  • Paul, Thank you so much for this fantastic tribute!

    I have tears in my eyes, you’ve made my holiday. He would be overjoyed to know the positive impact he’s had on all of your lives. Hopefully some of his students are still playing basketball!

  • I had the privilege of knowing Jack in high school. He always impressed me as a kind man who made a positive impression on those he met. It was so touching to read about all the loving, lasting impressions he made on so many of his students at SMM. Thank you, Paul, for remembering Jack Collins and reminding me that there are many persons in my life who have helped me along the way, and for that, I am deeply thankful.

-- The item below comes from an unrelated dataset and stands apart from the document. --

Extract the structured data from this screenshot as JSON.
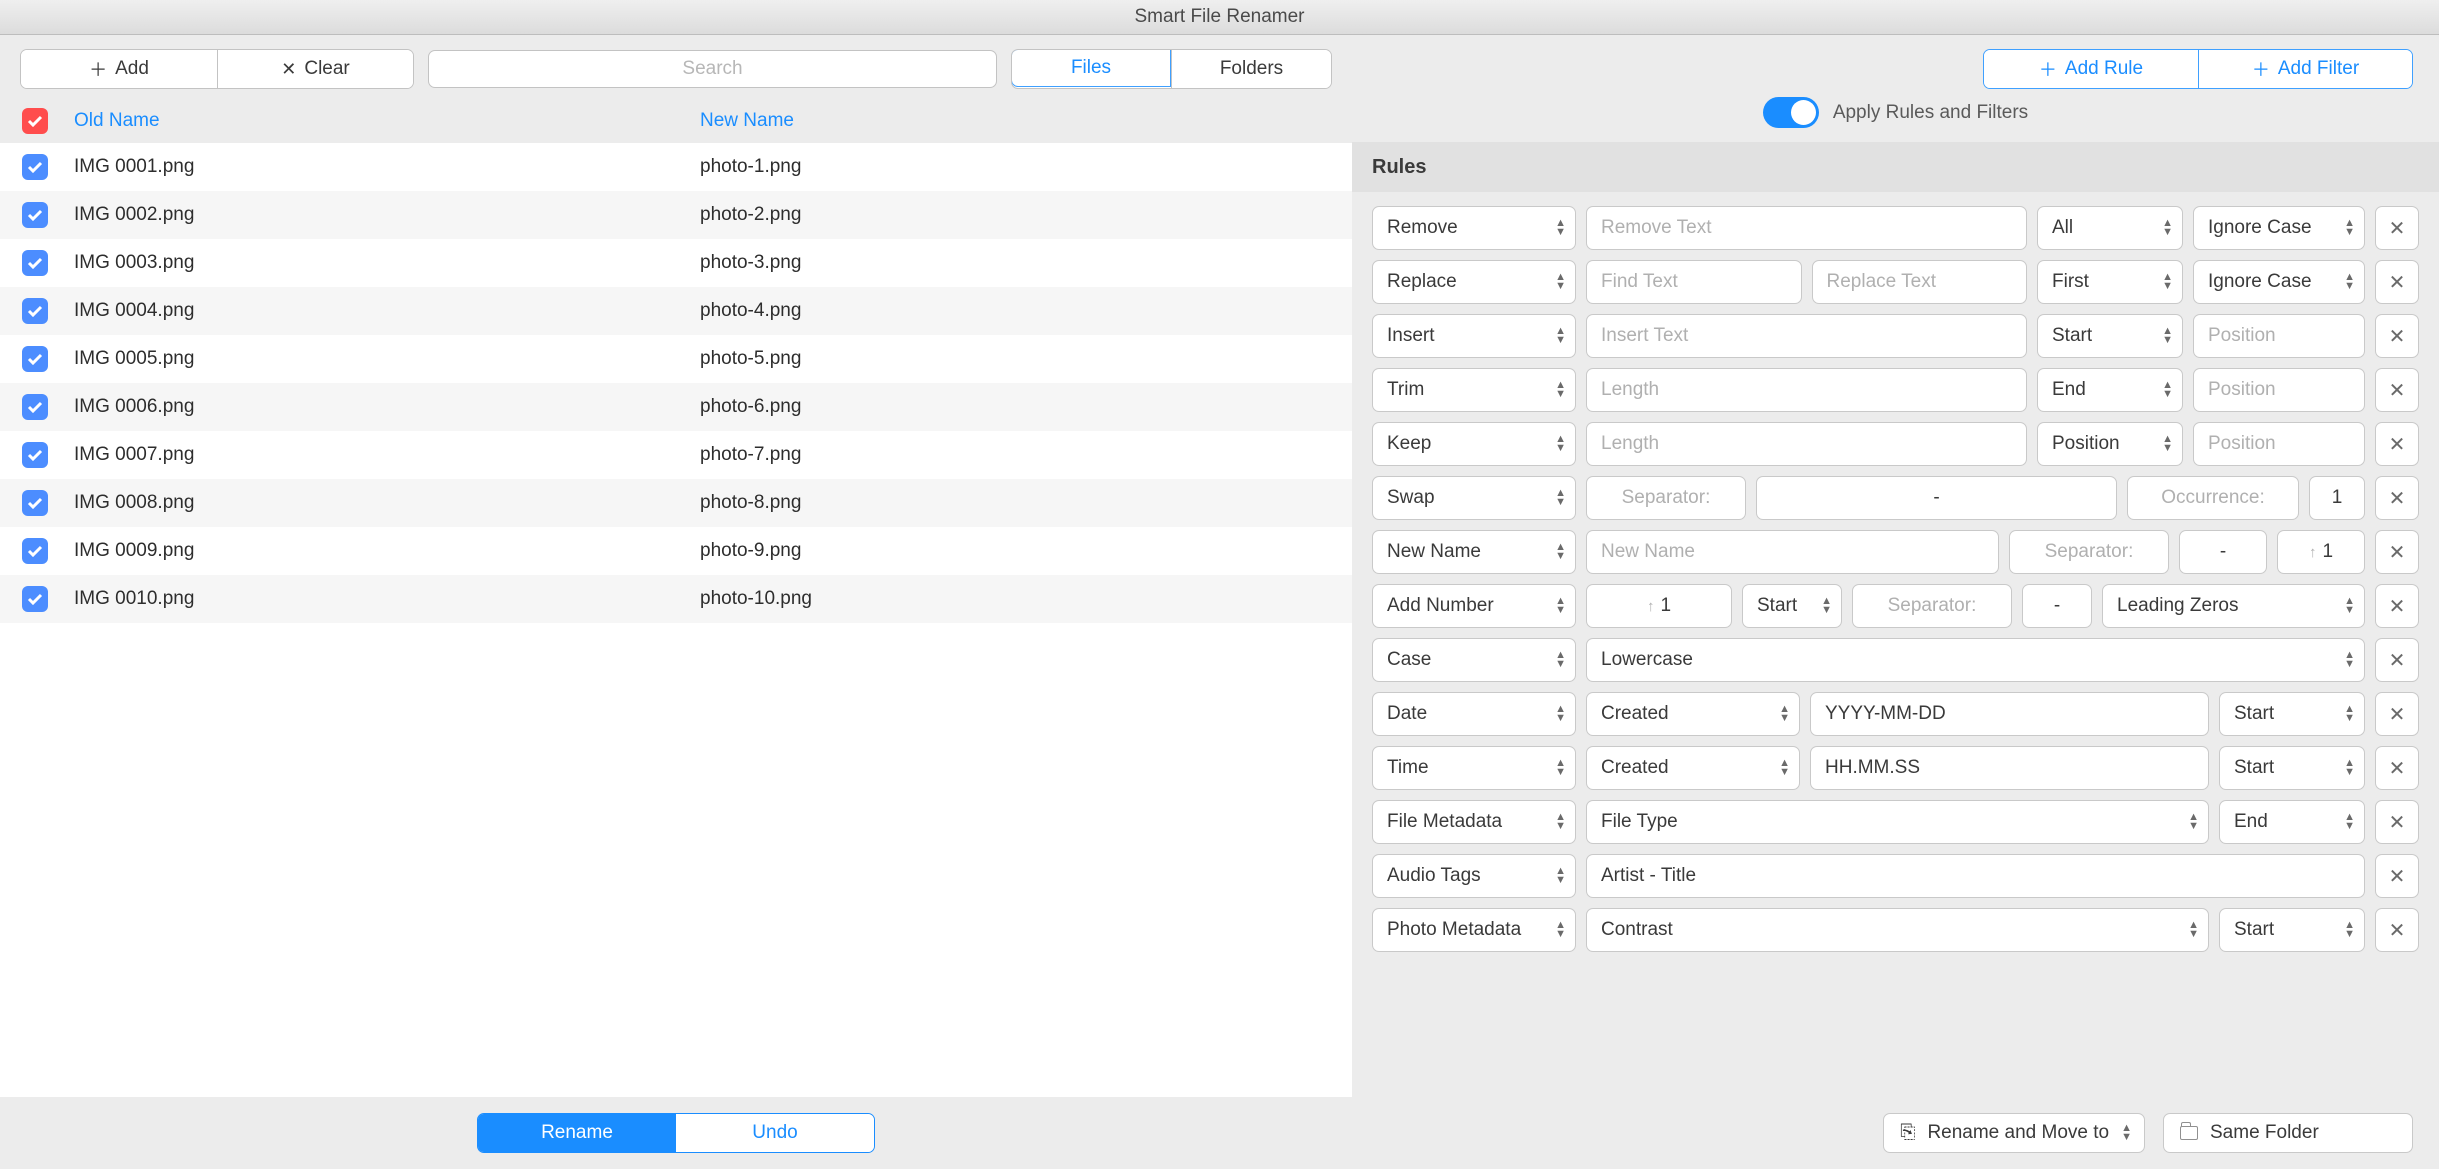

  • Amazing article!! On point totally but just one more thing I have to add- the MacDonalds hamburger passes!! Whenever we did current events, get the right answer, get the free hamburger pass!! Mr Collins was a teacher that made a positive impact on every students life!! May he rest in peace!! Great article!!

  • Sardo is sitting with me he just read he article Paul, CHEERS MR COLLINS! You made your forever impression on both of us

  • Great article, Paul! You captured the man’s humanity – both his kindness and his sternness, as well as his willingness to work very, very hard and to really care about his students. How lucky you were to have him in your life!

  • Paul,

    Thank you for this excellent tribute. I am thrilled to see that the profound affect he had carries impact so many years later.

  • Great story and well written. We need more people like Mr. Collins who have had a positive influence on the youth. Respect and accountability are two words that haven’t attended school in several years and we need to bring them back. Articles like this reassure everyone that it’s still possible if we all take the time and effort to “teach” as Mr. Collins did and you characterized so well.